● Brief: Print all of the data exactly as written.

● Material for the task:
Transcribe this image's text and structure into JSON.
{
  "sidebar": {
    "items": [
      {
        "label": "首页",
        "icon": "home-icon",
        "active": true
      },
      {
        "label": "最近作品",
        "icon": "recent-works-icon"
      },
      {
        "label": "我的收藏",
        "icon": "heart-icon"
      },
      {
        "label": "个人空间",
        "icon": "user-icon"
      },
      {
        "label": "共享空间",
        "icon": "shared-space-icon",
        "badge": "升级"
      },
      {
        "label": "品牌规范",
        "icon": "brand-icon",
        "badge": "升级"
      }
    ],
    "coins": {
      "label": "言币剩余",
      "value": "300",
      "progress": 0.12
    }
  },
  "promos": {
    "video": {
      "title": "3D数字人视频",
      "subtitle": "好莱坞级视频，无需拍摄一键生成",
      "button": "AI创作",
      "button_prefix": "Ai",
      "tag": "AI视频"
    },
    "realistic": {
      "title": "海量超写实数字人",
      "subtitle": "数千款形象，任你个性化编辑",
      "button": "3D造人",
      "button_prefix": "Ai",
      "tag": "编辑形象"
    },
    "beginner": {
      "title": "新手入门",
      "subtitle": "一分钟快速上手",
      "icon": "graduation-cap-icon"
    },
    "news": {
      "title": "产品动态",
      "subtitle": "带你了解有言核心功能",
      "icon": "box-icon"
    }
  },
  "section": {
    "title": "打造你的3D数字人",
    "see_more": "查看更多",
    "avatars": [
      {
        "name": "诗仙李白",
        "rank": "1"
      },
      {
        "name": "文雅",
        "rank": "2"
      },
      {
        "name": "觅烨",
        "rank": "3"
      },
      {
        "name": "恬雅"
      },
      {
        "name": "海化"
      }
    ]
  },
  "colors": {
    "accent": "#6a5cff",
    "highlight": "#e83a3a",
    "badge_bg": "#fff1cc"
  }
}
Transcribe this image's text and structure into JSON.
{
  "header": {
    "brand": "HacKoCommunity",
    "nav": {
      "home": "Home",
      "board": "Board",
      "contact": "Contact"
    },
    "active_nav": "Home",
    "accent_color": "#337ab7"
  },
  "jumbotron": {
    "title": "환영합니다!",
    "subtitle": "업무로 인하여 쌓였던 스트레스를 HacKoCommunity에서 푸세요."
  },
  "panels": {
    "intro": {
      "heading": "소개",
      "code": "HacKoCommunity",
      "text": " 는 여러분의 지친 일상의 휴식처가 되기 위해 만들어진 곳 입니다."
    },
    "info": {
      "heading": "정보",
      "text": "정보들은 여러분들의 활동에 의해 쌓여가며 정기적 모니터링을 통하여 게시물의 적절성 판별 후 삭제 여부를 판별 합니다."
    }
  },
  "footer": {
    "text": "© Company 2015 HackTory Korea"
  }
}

● Solution:
Transcribe this image's text and structure into JSON.
{
  "sidebar": {
    "items": [
      {
        "label": "首页",
        "icon": "home-icon",
        "active": true
      },
      {
        "label": "最近作品",
        "icon": "recent-works-icon"
      },
      {
        "label": "我的收藏",
        "icon": "heart-icon"
      },
      {
        "label": "个人空间",
        "icon": "user-icon"
      },
      {
        "label": "共享空间",
        "icon": "shared-space-icon",
        "badge": "升级"
      },
      {
        "label": "品牌规范",
        "icon": "brand-icon",
        "badge": "升级"
      }
    ],
    "coins": {
      "label": "言币剩余",
      "value": "300",
      "progress": 0.12
    }
  },
  "promos": {
    "video": {
      "title": "3D数字人视频",
      "subtitle": "好莱坞级视频，无需拍摄一键生成",
      "button": "AI创作",
      "button_prefix": "Ai",
      "tag": "AI视频"
    },
    "realistic": {
      "title": "海量超写实数字人",
      "subtitle": "数千款形象，任你个性化编辑",
      "button": "3D造人",
      "button_prefix": "Ai",
      "tag": "编辑形象"
    },
    "beginner": {
      "title": "新手入门",
      "subtitle": "一分钟快速上手",
      "icon": "graduation-cap-icon"
    },
    "news": {
      "title": "产品动态",
      "subtitle": "带你了解有言核心功能",
      "icon": "box-icon"
    }
  },
  "section": {
    "title": "打造你的3D数字人",
    "see_more": "查看更多",
    "avatars": [
      {
        "name": "诗仙李白",
        "rank": "1"
      },
      {
        "name": "文雅",
        "rank": "2"
      },
      {
        "name": "觅烨",
        "rank": "3"
      },
      {
        "name": "恬雅"
      },
      {
        "name": "海化"
      }
    ]
  },
  "colors": {
    "accent": "#6a5cff",
    "highlight": "#e83a3a",
    "badge_bg": "#fff1cc"
  }
}
Transcribe this image's text and structure into JSON.
{
  "header": {
    "brand": "HacKoCommunity",
    "nav": {
      "home": "Home",
      "board": "Board",
      "contact": "Contact"
    },
    "active_nav": "Home",
    "accent_color": "#337ab7"
  },
  "jumbotron": {
    "title": "환영합니다!",
    "subtitle": "업무로 인하여 쌓였던 스트레스를 HacKoCommunity에서 푸세요."
  },
  "panels": {
    "intro": {
      "heading": "소개",
      "code": "HacKoCommunity",
      "text": " 는 여러분의 지친 일상의 휴식처가 되기 위해 만들어진 곳 입니다."
    },
    "info": {
      "heading": "정보",
      "text": "정보들은 여러분들의 활동에 의해 쌓여가며 정기적 모니터링을 통하여 게시물의 적절성 판별 후 삭제 여부를 판별 합니다."
    }
  },
  "footer": {
    "text": "© Company 2015 HackTory Korea"
  }
}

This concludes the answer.